The Fairy Godmother Saves Herself In This One

The Fairy Godmother Saves Herself In This One

BOOK REPORT for Kingdom of Ash and Briars (The Nissera Chronicles #1) by Hannah West

Cover Story: Reflection
BFF Charm: Yay
Swoonworthy Scale: 7
Talky Talk: Flip-Turned-Upside-Down
Bonus Factor: Gender Bending
Anti-Bonus Factor: Awful Grownups
Relationship Status: Is This Love (That I’m Feeling)?

Cover Story: Reflection

This isn’t so much a Mulan-style reflection as it is a cold-looking, magical-hinting-at one. I like how fierce the illustrator made the figure on the front look, as well as the fact that the figure could very well be any gender. Both aspects play nicely into the story within.

The Deal:

An orphan with no knowledge of her past, Bristal led a good, if unspectacular life … until the day she was kidnapped and forced into a magical river known for killing those without any magical gifts. Thankfully, Bristal emerged from the water hale, and discovered that she was one of a rare and ancient breed of magic users: an elicromancer.

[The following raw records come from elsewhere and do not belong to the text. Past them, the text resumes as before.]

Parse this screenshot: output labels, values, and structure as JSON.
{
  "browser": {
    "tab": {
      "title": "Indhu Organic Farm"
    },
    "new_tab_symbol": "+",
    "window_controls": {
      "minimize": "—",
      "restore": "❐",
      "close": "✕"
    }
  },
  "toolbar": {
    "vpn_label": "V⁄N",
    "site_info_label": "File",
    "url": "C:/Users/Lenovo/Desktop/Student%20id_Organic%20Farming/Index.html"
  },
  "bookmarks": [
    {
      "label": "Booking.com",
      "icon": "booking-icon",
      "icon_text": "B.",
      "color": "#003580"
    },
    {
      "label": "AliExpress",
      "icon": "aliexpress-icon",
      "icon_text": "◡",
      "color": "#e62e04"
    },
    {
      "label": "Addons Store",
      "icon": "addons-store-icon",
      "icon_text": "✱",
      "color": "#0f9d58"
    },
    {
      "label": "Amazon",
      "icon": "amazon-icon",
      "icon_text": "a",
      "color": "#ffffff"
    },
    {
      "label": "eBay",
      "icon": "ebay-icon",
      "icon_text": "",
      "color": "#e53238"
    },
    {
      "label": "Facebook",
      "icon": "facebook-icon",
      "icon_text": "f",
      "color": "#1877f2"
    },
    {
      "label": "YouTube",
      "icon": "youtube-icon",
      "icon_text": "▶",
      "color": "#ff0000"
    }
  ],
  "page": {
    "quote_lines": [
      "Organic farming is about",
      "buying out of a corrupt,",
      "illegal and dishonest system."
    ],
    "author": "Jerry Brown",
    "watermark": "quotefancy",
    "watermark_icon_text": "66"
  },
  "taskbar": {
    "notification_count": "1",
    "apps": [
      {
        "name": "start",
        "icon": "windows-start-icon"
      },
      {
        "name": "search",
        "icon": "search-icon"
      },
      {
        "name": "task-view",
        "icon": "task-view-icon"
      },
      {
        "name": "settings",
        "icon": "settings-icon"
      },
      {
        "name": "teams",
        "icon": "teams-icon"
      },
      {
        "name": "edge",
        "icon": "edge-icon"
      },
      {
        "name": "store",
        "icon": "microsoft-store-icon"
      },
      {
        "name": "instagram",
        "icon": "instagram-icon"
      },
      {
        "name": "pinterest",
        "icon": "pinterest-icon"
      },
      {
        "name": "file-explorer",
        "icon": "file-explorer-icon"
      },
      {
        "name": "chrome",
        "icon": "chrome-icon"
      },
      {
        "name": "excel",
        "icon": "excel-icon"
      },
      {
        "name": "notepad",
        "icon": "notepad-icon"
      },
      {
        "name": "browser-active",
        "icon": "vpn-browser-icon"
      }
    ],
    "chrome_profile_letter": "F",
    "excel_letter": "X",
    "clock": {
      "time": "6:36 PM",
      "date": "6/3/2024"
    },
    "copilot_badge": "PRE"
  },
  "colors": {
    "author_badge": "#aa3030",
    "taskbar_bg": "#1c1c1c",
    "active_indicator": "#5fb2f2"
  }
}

Before a war centuries ago, elicromancers used to be plentiful in the countries of Nissera, and helped royalty as advisors. But the war decimated their population, and those with magical powers have become little more than curiosities. But when a princess is threatened by a malevolent entity, Bristal must use her particular talents—shape-shifting and transformation—to both protect the princess and ready Nissera for war.

BFF Charm: Yay

As an elicromancer, Bristal’s body stops aging when she’s a young woman, but the book’s events take place over the course of nearly two decades. Obviously, Bristal matures quite a bit in that time, and becomes a self-possessed, confident, cunning (in a good way) person with great power and smarts. And yet, there’s still hints of innocent, naive Bristal all the way through the book. West, smartly, keeps her protagonist young while factoring in enough time passed for Bristal’s growth to feel believable. (Unlike in some “chosen one” books in which said chosen one experiences great growth in a matter of weeks. I’m not saying that this can’t be done well, but the time gone by in Kingdom of Ash and Briars is a great way to really make it seem natural and real.)

Swoonworthy Scale: 7

Being an immortal has a big drawback: having to watch those you love grow old and die while you remain young and in good health. Bristal knows this, and yet she can’t stop her heart from wanting what it shouldn’t.

Talky Talk: Flip-Turned-Upside-Down

Kingdom of Ash and Briars draws heavily on classic fairy tales such as Cinderella and Sleeping Beauty (Get it? Ash and Briars?) in addition to Jane Austen’s Emma and the tale of Hua Mulan. But it’s not Cinderella or Aurora who get top billing in this book; it’s the fairy godmother. And she’s not an old, semi-doddering fairy, she’s a badass warrior and spy.

Kingdom of Ash and Briars is a refreshing twist on what could have been a pretty standard retelling mashup, and West does an excellent job of bringing both Bristal and the world of Nissera to life.

Bonus Factor: Gender Bending

As part of her quest to protect Nissera, Bristal goes undercover as a young man and infiltrates a group of soldiers under the leadership of a prince. It’s fun seeing her struggle to “play dude” at first, and get more comfortable being around them (and, in a sense, being herself) as time goes on.

Anti-Bonus Factor: Awful Grownups

Bristal’s kidnappers are four grown men from her small town. They didn’t kidnap her for sexual reasons—Bristal even thinks about the fact that had they wanted to assault her, they could have—but absconding with someone with the point of throwing her in a river that’s more likely to kill her than not is still a ridiculously terrible thing to do.

Relationship Status: Is This Love (That I’m Feeling)?

You’ve been patiently waiting for me to get around to reading you, Book (since 2016!), and I thank you for not giving up on me when I consistently turned you down for someone younger or more flashy. I had a wonderful time with you, and these feelings I’m feeling could likely be something more than a passing fancy.

Literary Matchmaking:

  

● Marissa Meyer’s Heartless is also a retelling featuring a main character who wasn’t the main character in the original tale, in this case Alice in Wonderland.

The Boneless Mercies by April Genevieve Tucholke is another retelling—this time of Beowulf—that features badass lady warriors.

● And C.J. Redwine’s The Shadow Queen is a Snow White retelling with a very self-sufficient princess.


FTC Full Disclosure: I received a copy of this book from Holiday House, but got neither a private dance party with Tom Hiddleston nor money in exchange for this review. Kingdom of Ash and Briars is available now.